We are smart people. Who needs respect & clout when we have ✨pure logic✨ on our side? If we present our argument well, surely the team will understand the merits of my proposal.
This used to be me and from experience this is exactly how to get ignored & sidelined. What I didn't know at the time was, I lacked sufficient respect & clout to get people to listen to my ideas. It also didn't help that my proposals sucked. They didn't solve problems people suffered.
We are human (allegedly) and we don't have all the time in the world to fully understand all the details of a proposal. This is why we take shortcuts such as relying on the amount of respect & clout we have for the speaker. Is this unsound? Yes. Is this dangerous? Some times. But at last this is the human condition and we might as well maximize our ability to influence others.
But isn't gaining respect & clout just playing politics? It depends, but generally no. Gaining enough respect & clout in order to maximize your utility to the team is a good thing. However, spending excessive amount of time to gain unnecessary amount of respect & clout in order to execute toxic/self-serving proposals is clearly bad. It is playing politics only when one gains respect & clout by taking others down by a notch. Elevate yourself along with others to steer clear of politics.
The fastest way to gain respect & clout is to solve problems the team already understands and suffer with. This is where your fresh perspective is helpful. You may know easy solutions to existing problems already.
How does one learn about problems the team suffers? One way is to simply ask, but that can be hit or miss. The most reliable way I found to find problems is to suffer them yourself. Do everything exactly the team does now. Do not attempt to "do it your way", even if you know its better, faster or whatever. Suffering with the team not only allows to really understand the problem, it also earns you some respect & clout. Teams that suffer together, something something inspirational. It shows the team you understand their suffering and are more willing to listen to solutions.
Larger problems require more respect & clout, so start small.
For example, we had a new hire and noticed we were using
nvm and was suffering the problem of having to juggle Node.js version between projects. As they were coming from Ruby, they knew of
rbenv automatically uses the correct Ruby version with a committed file. They further speculated there must be an equivalent tool for Node.js, and yes there was,
nodenv! We immediately saw the value of

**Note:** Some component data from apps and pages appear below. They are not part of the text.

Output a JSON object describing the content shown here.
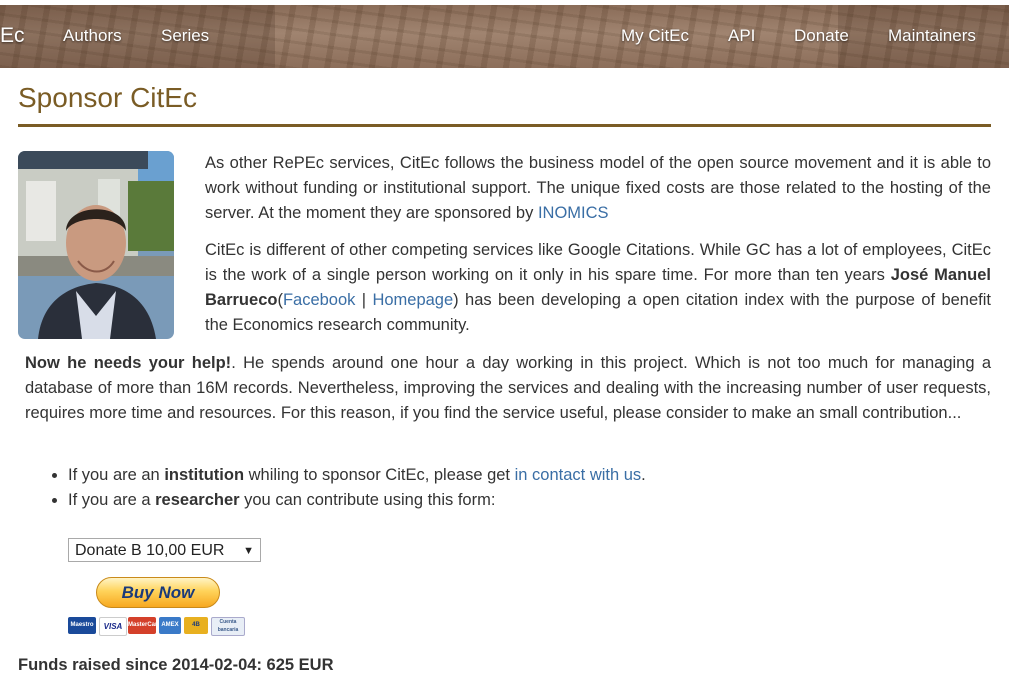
{
  "nav": {
    "brand": "Ec",
    "left": [
      "Authors",
      "Series"
    ],
    "right": [
      "My CitEc",
      "API",
      "Donate",
      "Maintainers"
    ]
  },
  "page_title": "Sponsor CitEc",
  "intro": {
    "p1": "As other RePEc services, CitEc follows the business model of the open source movement and it is able to work without funding or institutional support. The unique fixed costs are those related to the hosting of the server. At the moment they are sponsored by ",
    "p1_link": "INOMICS",
    "p2_a": "CitEc is different of other competing services like Google Citations. While GC has a lot of employees, CitEc is the work of a single person working on it only in his spare time. For more than ten years ",
    "p2_name": "José Manuel Barrueco",
    "p2_paren_open": "(",
    "p2_facebook": "Facebook",
    "p2_sep": " | ",
    "p2_homepage": "Homepage",
    "p2_b": ") has been developing a open citation index with the purpose of benefit the Economics research community."
  },
  "help": {
    "bold": "Now he needs your help!",
    "text": ". He spends around one hour a day working in this project. Which is not too much for managing a database of more than 16M records. Nevertheless, improving the services and dealing with the increasing number of user requests, requires more time and resources. For this reason, if you find the service useful, please consider to make an small contribution..."
  },
  "options": {
    "inst_pre": "If you are an ",
    "inst_bold": "institution",
    "inst_mid": " whiling to sponsor CitEc, please get ",
    "inst_link": "in contact with us",
    "inst_end": ".",
    "res_pre": "If you are a ",
    "res_bold": "researcher",
    "res_end": " you can contribute using this form:"
  },
  "donate_select": {
    "value": "Donate B 10,00 EUR"
  },
  "buy_button": "Buy Now",
  "cards": [
    "Maestro",
    "VISA",
    "MasterCard",
    "AMEX",
    "4B",
    "Cuenta bancaria"
  ],
  "funds": "Funds raised since 2014-02-04: 625 EUR"
}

nodenv as we were suffering with
nodenv was then immediately rolled out to the entire team. The new hire fixed a small problem on their very first day. This gained them respect & clout.
As with any large software project, there are many common problems the team suffer. Here are some ideas to snoop around with to see if they are problems your team has:
As one solves more and larger problems, one will get to the point where they have enough respect & clout solve the largest problems the team faces. Often these problems are ones the team doesn't even understand. This requires educating the team on the problem and if one has enough respect & clout, the team is willing to listen to large proposals to solve this new problem.
Do you want to gain respect & clout by solving problems the team has? You're in luck, Battlefy is hiring.